ESEE Program Coordinator/ Cohort Kauluokalā Coordinator/ Instructor/ Field Supervisor

Cindy Farley

"With the current levels of attrition in the field of special education, it is important to prepare teachers so that they will not just survive, but thrive during their initial years in the field."

Hometown

Kailua, O‘ahu

Departments

Special Education; Institute for Teacher Education - Elementary

Related Degrees

  • BEd, Exceptional Students & Elementary Education

Describe your role as the ESEE program coordinator.

I am program coordinator for the Bachelor’s of Education, ESEE (Exceptional Students Elementary Education) Program at UH Mānoa. The ESEE program is a fully integrated, dual prep program. The graduates are co-taught in all their classes, which contain both elementary and special education content, merged into each class. Itʻs a fantastic program! I work with the instructors regarding course content, facilitate meetings, coordinate and conduct trainings, and provide them with program information for continuity across cohorts. I work with partnership schools to provide information about the program and secure mentors for field settings. I also work with principals as they strive to hire the best quality graduates for their schools. I work with my partnering cohort coordinator to support Cohort Kauluokalā as they progress through the ESEE program. I supervise teacher candidates in field settings, mentoring and guiding them through the process of going from student to teacher. I also teach co-courses within the ESEE program, specifically Introduction to Inclusive Teaching.

What is your philosophy of teaching?

With the current levels of attrition in the field of special education, it is important to prepare teachers so that they will not just survive, but thrive during their initial years in the field. I facilitate, rather than teach. Every child can learn, but learning can be difficult for too many. It is up to us to help them discover the passion, the fire that sustains them and keeps them engaged when the learning process becomes difficult.

What types of candidates do you hope/recommend to pursue the BEd ESEE program?

Anyone who wants to teach in the elementary school setting. This program will prepare those who want to pursue teaching high incidence disabilities (special education) as a resource or inclusion teacher OR those wanting to teach elementary students as a general educator. Graduates of the ESEE Program will be ready to take on the diverse needs of todayʻs elementary classroom.

How does this program best support and prepare its students?

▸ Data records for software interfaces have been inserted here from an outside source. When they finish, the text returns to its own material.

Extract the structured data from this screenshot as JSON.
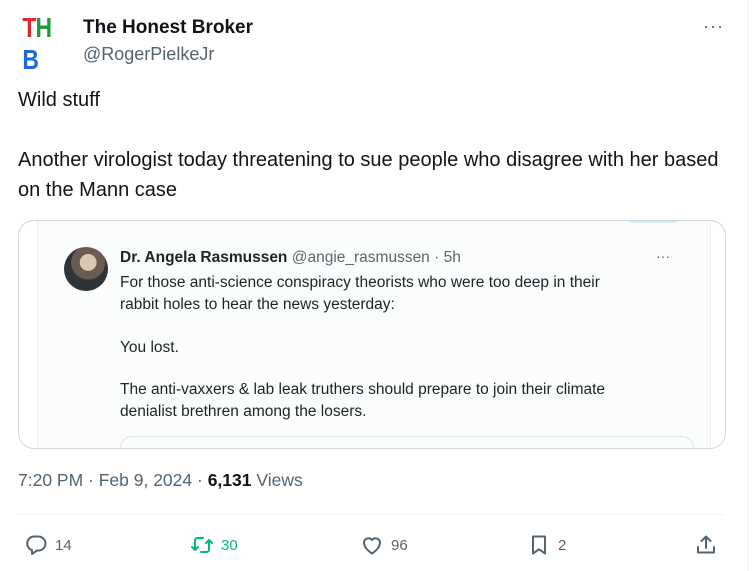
{
  "author": {
    "avatar_text": "THB",
    "avatar_letters": [
      {
        "char": "T",
        "color": "#e8262a"
      },
      {
        "char": "H",
        "color": "#1e9a3c"
      },
      {
        "char": "B",
        "color": "#1f6bd6"
      }
    ],
    "name": "The Honest Broker",
    "handle": "@RogerPielkeJr"
  },
  "more_label": "···",
  "tweet": {
    "line1": "Wild stuff",
    "line2": "Another virologist today threatening to sue people who disagree with her based on the Mann case"
  },
  "quoted": {
    "name": "Dr. Angela Rasmussen",
    "meta": "@angie_rasmussen · 5h",
    "more_label": "···",
    "lines": [
      "For those anti-science conspiracy theorists who were too deep in their",
      "rabbit holes to hear the news yesterday:",
      "You lost.",
      "The anti-vaxxers & lab leak truthers should prepare to join their climate",
      "denialist brethren among the losers."
    ]
  },
  "meta": {
    "time_date": "7:20 PM · Feb 9, 2024 · ",
    "views_count": "6,131",
    "views_label": " Views"
  },
  "actions": {
    "replies": "14",
    "reposts": "30",
    "likes": "96",
    "bookmarks": "2"
  },
  "colors": {
    "text": "#0f1419",
    "secondary": "#536471",
    "repost_active": "#00ba7c",
    "border": "#cfd9de"
  },
  "icons": [
    "reply-icon",
    "repost-icon",
    "like-icon",
    "bookmark-icon",
    "share-icon",
    "more-icon"
  ]
}
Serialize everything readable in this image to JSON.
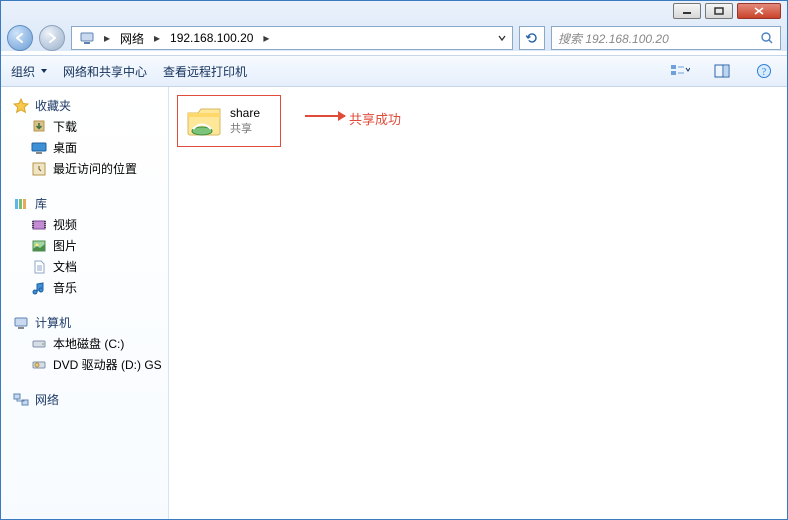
{
  "titlebar": {
    "minimize": "−",
    "maximize": "□",
    "close": "×"
  },
  "breadcrumb": {
    "seg1": "网络",
    "seg2": "192.168.100.20"
  },
  "search": {
    "placeholder": "搜索 192.168.100.20"
  },
  "toolbar": {
    "organize": "组织",
    "network_center": "网络和共享中心",
    "remote_printers": "查看远程打印机"
  },
  "sidebar": {
    "favorites": {
      "label": "收藏夹",
      "items": [
        "下载",
        "桌面",
        "最近访问的位置"
      ]
    },
    "libraries": {
      "label": "库",
      "items": [
        "视频",
        "图片",
        "文档",
        "音乐"
      ]
    },
    "computer": {
      "label": "计算机",
      "items": [
        "本地磁盘 (C:)",
        "DVD 驱动器 (D:) GS"
      ]
    },
    "network": {
      "label": "网络"
    }
  },
  "content": {
    "folder": {
      "name": "share",
      "subtitle": "共享"
    },
    "annotation": "共享成功"
  }
}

Teacher candidates go through the ESEE Program as a cohort. That cohort becomes their ohana, with cohort coordinators supporting, nurturing, and guiding them as they move from students to teachers. They are taught an integrated curriculum by co-teachers from the special education and elementary education departments. The field settings are designed so that their mentors are high quality and allow for countless teaching opportunities as well as opportunities to experience the school community. Moreover, their field supervisors are often their instructors, ensuring high integration between their UH coursework and their fieldwork.

What words of advice would you give to people looking to pursue the program/profession?

Get to know a childʻs full situation before passing judgement. Enter the classroom with an open mind, a large heart, and a big sense of humor, while ensuring you have a well thought out classroom management plan.

What are your research interests?

Teacher preparation, high-leverage practices, evidence-based practices, and neuroeducation

Describe your own road to higher education.

I earned my undergraduate degree and teaching license at the young age of 22. I taught at various public schools as a special educator across the nation and overseas for over 25 years before my husbandʻs military career brought us to Hawaiʻi. In that time, I earned Master’s in Special Education and a second Master’s in School Counseling. I taught primarily high incidence disabilities. I was a middle school counselor for a few years as well. I LOVED it all! I can honestly say that I never experienced burnout and realized I wanted to help prepare future teachers to love teaching as much as I do. After moving to Hawaiʻi, I earned my PhD in Exceptionalities while teaching for UH Mānoa in the Department of Special Education.

What do you like to do outside of education?

I love to do anything outdoors, including hiking, swimming, snorkeling, kayaking, and running. To relieve stress, I play at playing guitar. I LOVE music and have a large vinyl record collection.

I'm interested in learning more about a degree or certificate in Special Education.

Request More Info about choosing a program